Six GHS seniors have been working at GECOM for two weeks, one of which was all safety training. The students, Coy Chaney, Zackary Couch, Ethan Sebastian, Alex Simmermeyer, Jake Hellmich and Eric Kroger, were matched with GECOM because of classes they’d taken in related areas and an interest in manufacturing. GECOM is also providing personnel to serve on the Planning Council for Vocational Education at GHS. When asked whether they were interested in the manufacturing field before the internship at GECOM, all six seniors said yes, proving they were well-matched for the program.
“I couldn’t be more pleased. This is something that Greensburg High School, Principal Chapple and myself have wanted for a long time. We couldn’t be happier,” Hunter said.
Coy Chaney, who is working in the facility maintenance area said, “I’m enjoying it so far. I’m getting lots of hours and the pay is great.”
When asked how he liked the internship, Zackary Couch, of the tool and test lab, said, “It’s great. I’m learning a lot.”
Ethan Sebastian is working in the area of continuous improvement. “It’s great.

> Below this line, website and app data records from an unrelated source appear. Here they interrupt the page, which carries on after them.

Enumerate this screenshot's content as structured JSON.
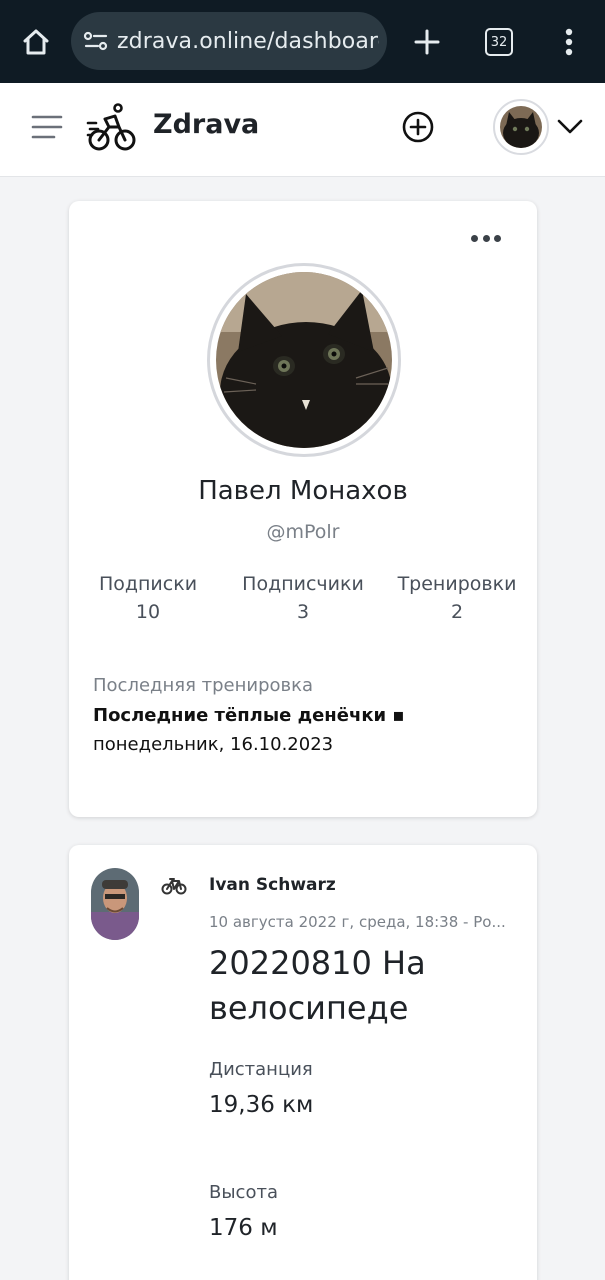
{
  "browser": {
    "url": "zdrava.online/dashboard",
    "tab_count": "32",
    "icons": [
      "home-icon",
      "tune-icon",
      "plus-icon",
      "tabs-icon",
      "more-vert-icon"
    ]
  },
  "header": {
    "brand": "Zdrava",
    "icons": [
      "hamburger-icon",
      "cyclist-logo-icon",
      "add-circle-icon",
      "chevron-down-icon"
    ]
  },
  "profile": {
    "name": "Павел Монахов",
    "handle": "@mPolr",
    "stats": [
      {
        "label": "Подписки",
        "value": "10"
      },
      {
        "label": "Подписчики",
        "value": "3"
      },
      {
        "label": "Тренировки",
        "value": "2"
      }
    ],
    "last_workout_label": "Последняя тренировка",
    "last_workout_title": "Последние тёплые денёчки ▪",
    "last_workout_date": "понедельник, 16.10.2023"
  },
  "activity": {
    "user": "Ivan Schwarz",
    "meta": "10 августа 2022 г, среда, 18:38 - Ро...",
    "title": "20220810 На велосипеде",
    "metrics": [
      {
        "label": "Дистанция",
        "value": "19,36 км"
      },
      {
        "label": "Высота",
        "value": "176 м"
      }
    ]
  },
  "colors": {
    "browser_bar": "#0f1b24",
    "url_pill": "#2b3942",
    "page_bg": "#f3f4f6",
    "card_bg": "#ffffff",
    "text_primary": "#1f2328",
    "text_muted": "#7a8088"
  }
}
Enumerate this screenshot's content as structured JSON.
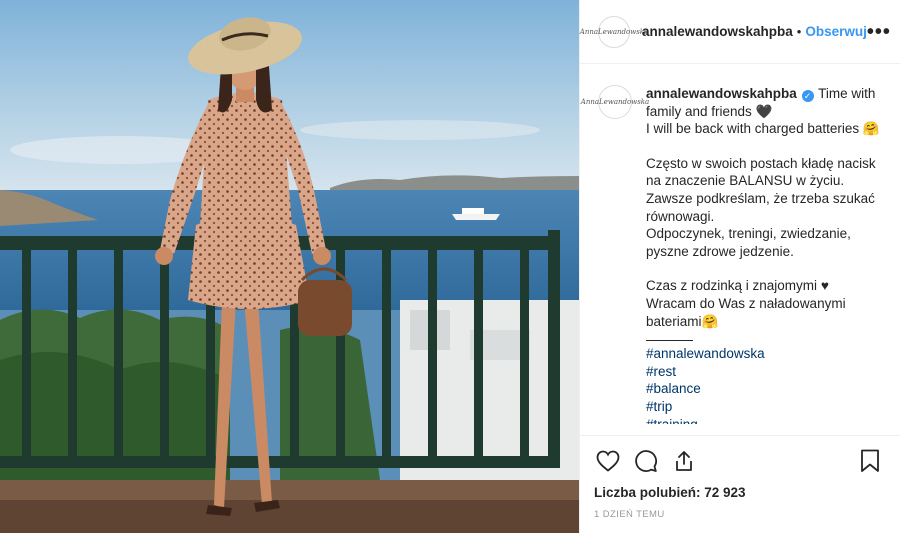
{
  "header": {
    "avatar_signature": "AnnaLewandowska",
    "username": "annalewandowskahpba",
    "separator": "•",
    "follow_label": "Obserwuj",
    "more_icon": "more-horizontal-icon"
  },
  "caption": {
    "username": "annalewandowskahpba",
    "verified_icon": "verified-badge-icon",
    "verified_glyph": "✓",
    "line1": "Time with family and friends",
    "heart1": "🖤",
    "line2": "I will be back with charged batteries",
    "emoji_hug": "🤗",
    "paragraph2": [
      "Często w swoich postach kładę nacisk na znaczenie BALANSU w życiu.",
      "Zawsze podkreślam, że trzeba szukać równowagi.",
      "Odpoczynek, treningi, zwiedzanie, pyszne zdrowe jedzenie."
    ],
    "paragraph3_line1": "Czas z rodzinką i znajomymi",
    "heart2": "♥",
    "paragraph3_line2": "Wracam do Was z naładowanymi bateriami",
    "hashtags": [
      "#annalewandowska",
      "#rest",
      "#balance",
      "#trip",
      "#training"
    ]
  },
  "actions": {
    "like_icon": "heart-icon",
    "comment_icon": "comment-icon",
    "share_icon": "share-icon",
    "save_icon": "bookmark-icon",
    "likes_label": "Liczba polubień:",
    "likes_count": "72 923",
    "timestamp": "1 DZIEŃ TEMU"
  },
  "colors": {
    "link": "#3897f0",
    "hashtag": "#003569",
    "border": "#efefef"
  }
}
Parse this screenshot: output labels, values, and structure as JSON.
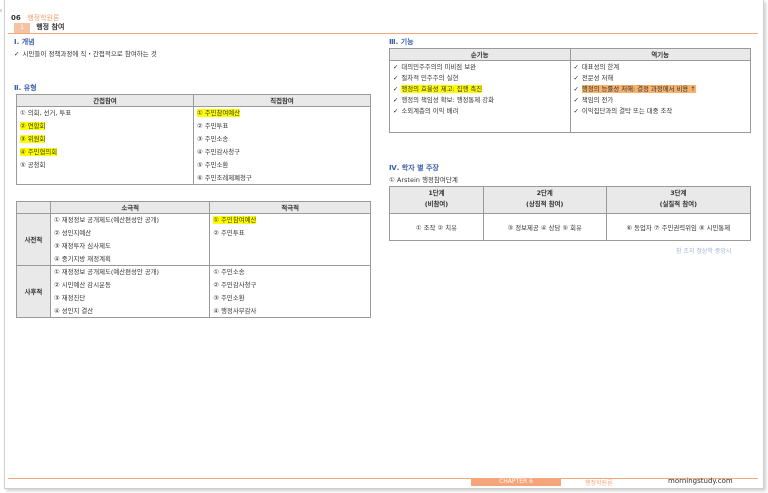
{
  "header": {
    "chapter_num": "06",
    "category": "행정학원론",
    "section_num": "1",
    "section_title": "행정 참여"
  },
  "s1": {
    "heading": "Ⅰ. 개념",
    "text": "시민들이 정책과정에 직・간접적으로 참여하는 것"
  },
  "s2": {
    "heading": "Ⅱ. 유형",
    "table1": {
      "headers": [
        "간접참여",
        "직접참여"
      ],
      "left": [
        "① 의회, 선거, 투표",
        "② 연합회",
        "③ 위원회",
        "④ 주민협의회",
        "⑤ 공청회",
        ""
      ],
      "right": [
        "① 주민참여예산",
        "② 주민투표",
        "③ 주민소송",
        "④ 주민감사청구",
        "⑤ 주민소환",
        "⑥ 주민조례제폐청구"
      ]
    },
    "table2": {
      "headers": [
        "",
        "소극적",
        "적극적"
      ],
      "pre_label": "사전적",
      "pre_left": [
        "① 재정정보 공개제도(예산편성안 공개)",
        "② 성인지예산",
        "③ 재정투자 심사제도",
        "④ 중기지방 재정계획"
      ],
      "pre_right": [
        "① 주민참여예산",
        "② 주민투표",
        "",
        ""
      ],
      "post_label": "사후적",
      "post_left": [
        "① 재정정보 공개제도(예산편성안 공개)",
        "② 시민예산 감시운동",
        "③ 재정진단",
        "④ 성인지 결산"
      ],
      "post_right": [
        "① 주민소송",
        "② 주민감사청구",
        "③ 주민소환",
        "④ 행정사무감사"
      ]
    }
  },
  "s3": {
    "heading": "Ⅲ. 기능",
    "headers": [
      "순기능",
      "역기능"
    ],
    "left": [
      "대의민주주의의 미비점 보완",
      "절차적 민주주의 실현",
      "행정의 효율성 제고: 집행 촉진",
      "행정의 책임성 확보: 행정통제 강화",
      "소외계층의 이익 배려",
      ""
    ],
    "right": [
      "대표성의 한계",
      "전문성 저해",
      "행정의 능률성 저해: 결정 과정에서 비용 ↑",
      "책임의 전가",
      "이익집단과의 결탁 또는 대중 조작",
      ""
    ]
  },
  "s4": {
    "heading": "Ⅳ. 학자 별 주장",
    "sub": "① Arstein 행정참여단계",
    "stages": [
      {
        "title": "1단계",
        "sub": "(비참여)",
        "content": "① 조작   ② 치유"
      },
      {
        "title": "2단계",
        "sub": "(상징적 참여)",
        "content": "③ 정보제공   ④ 상담   ⑤ 회유"
      },
      {
        "title": "3단계",
        "sub": "(실질적 참여)",
        "content": "⑥ 동업자  ⑦ 주민권력위임  ⑧ 시민통제"
      }
    ],
    "source": "참 조지 정상학 중앙시"
  },
  "footer": {
    "chapter": "CHAPTER 6",
    "category": "행정학원론",
    "site": "morningstudy.com"
  },
  "colors": {
    "accent": "#f4a57a",
    "heading": "#3a5fa8",
    "highlight": "#ffff00",
    "highlight_orange": "#f7b26b"
  }
}
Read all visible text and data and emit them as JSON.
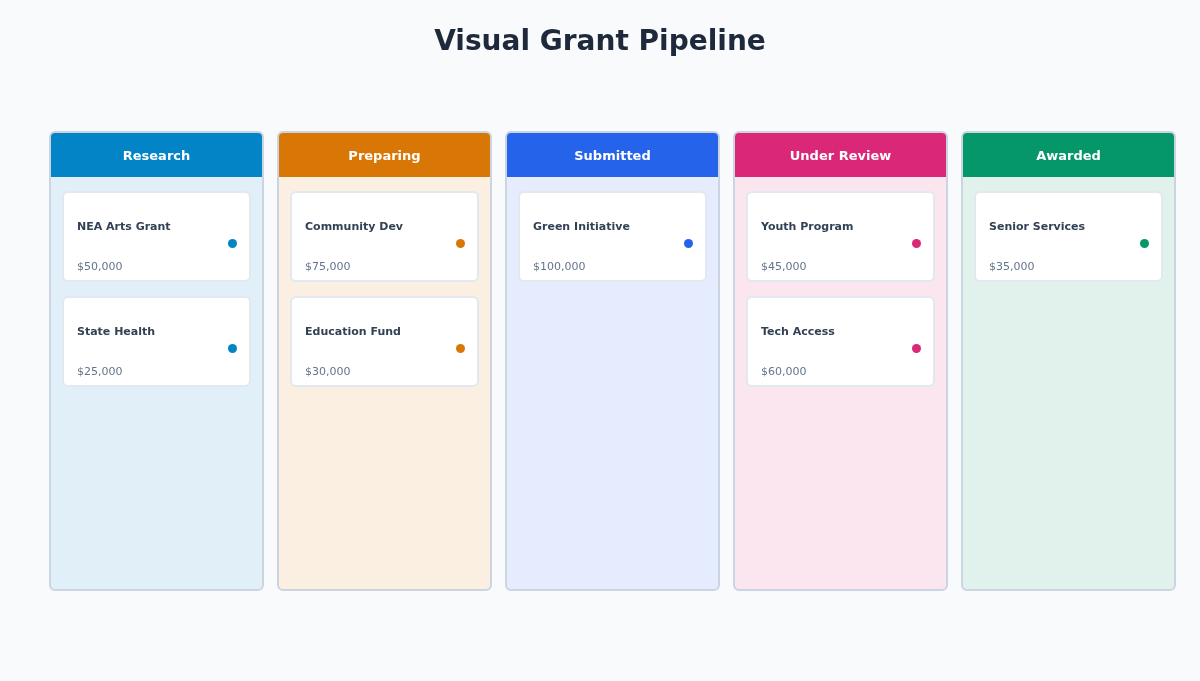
{
  "title": "Visual Grant Pipeline",
  "columns": [
    {
      "name": "Research",
      "color": "#0284c7",
      "cards": [
        {
          "name": "NEA Arts Grant",
          "amount": "$50,000"
        },
        {
          "name": "State Health",
          "amount": "$25,000"
        }
      ]
    },
    {
      "name": "Preparing",
      "color": "#d97706",
      "cards": [
        {
          "name": "Community Dev",
          "amount": "$75,000"
        },
        {
          "name": "Education Fund",
          "amount": "$30,000"
        }
      ]
    },
    {
      "name": "Submitted",
      "color": "#2563eb",
      "cards": [
        {
          "name": "Green Initiative",
          "amount": "$100,000"
        }
      ]
    },
    {
      "name": "Under Review",
      "color": "#db2777",
      "cards": [
        {
          "name": "Youth Program",
          "amount": "$45,000"
        },
        {
          "name": "Tech Access",
          "amount": "$60,000"
        }
      ]
    },
    {
      "name": "Awarded",
      "color": "#059669",
      "cards": [
        {
          "name": "Senior Services",
          "amount": "$35,000"
        }
      ]
    }
  ]
}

I like that we’re improving efficiency on the lines,” he said.
When asked about the program, Alex Simmermeyer, who is working in the tool and die section, said, “I like it a lot and I learn new stuff all the time.”
Jake Hellmich is in the maintenance department and said he wants to go into engineering after high school. “I like it a lot. I’m learning a bunch of new and important things that will help me in the future.”
Eric Kroger, of the maintenance department, said, “My favorite part is turning wrenches.”
Each student was matched with a mentor for their internship. The mentors are Tom Hinton, Jerry Auger, Dick Schmidt, Jerry Creech, James Ogden and Chris Ison. Also involved in the program are GECOM Human Resources Manager Amy Bray, Vice President of Administration and Engineering Jeff Wright, Vice President of Operations Allen Downs and GECOM president Tsuguo Hoshikawa.
On the GHS side, Tammy Williams, Director of Curriculum Instruction, Superintendent Tom Hunter, GHS Principal Phil Chapple, Guidance Director Sue Affenberg and ICE Coordinator Susan Burbrink were integral in the formation of the internship program.
“Being here for 26 years, we truly appreciate the community and support from local people. GECOM is happy to give back and help the next generation. In this way, we can grow together,” said Hoshikawa.
The internship collaboration between GECOM and GHS seems to be off to a great start, with students enjoying the work and gaining real work experience. With luck, the program, and the relationship between GECOM and GHS will continue for a long time to come.
Contact: Amanda Browning 812-663-3111 x7004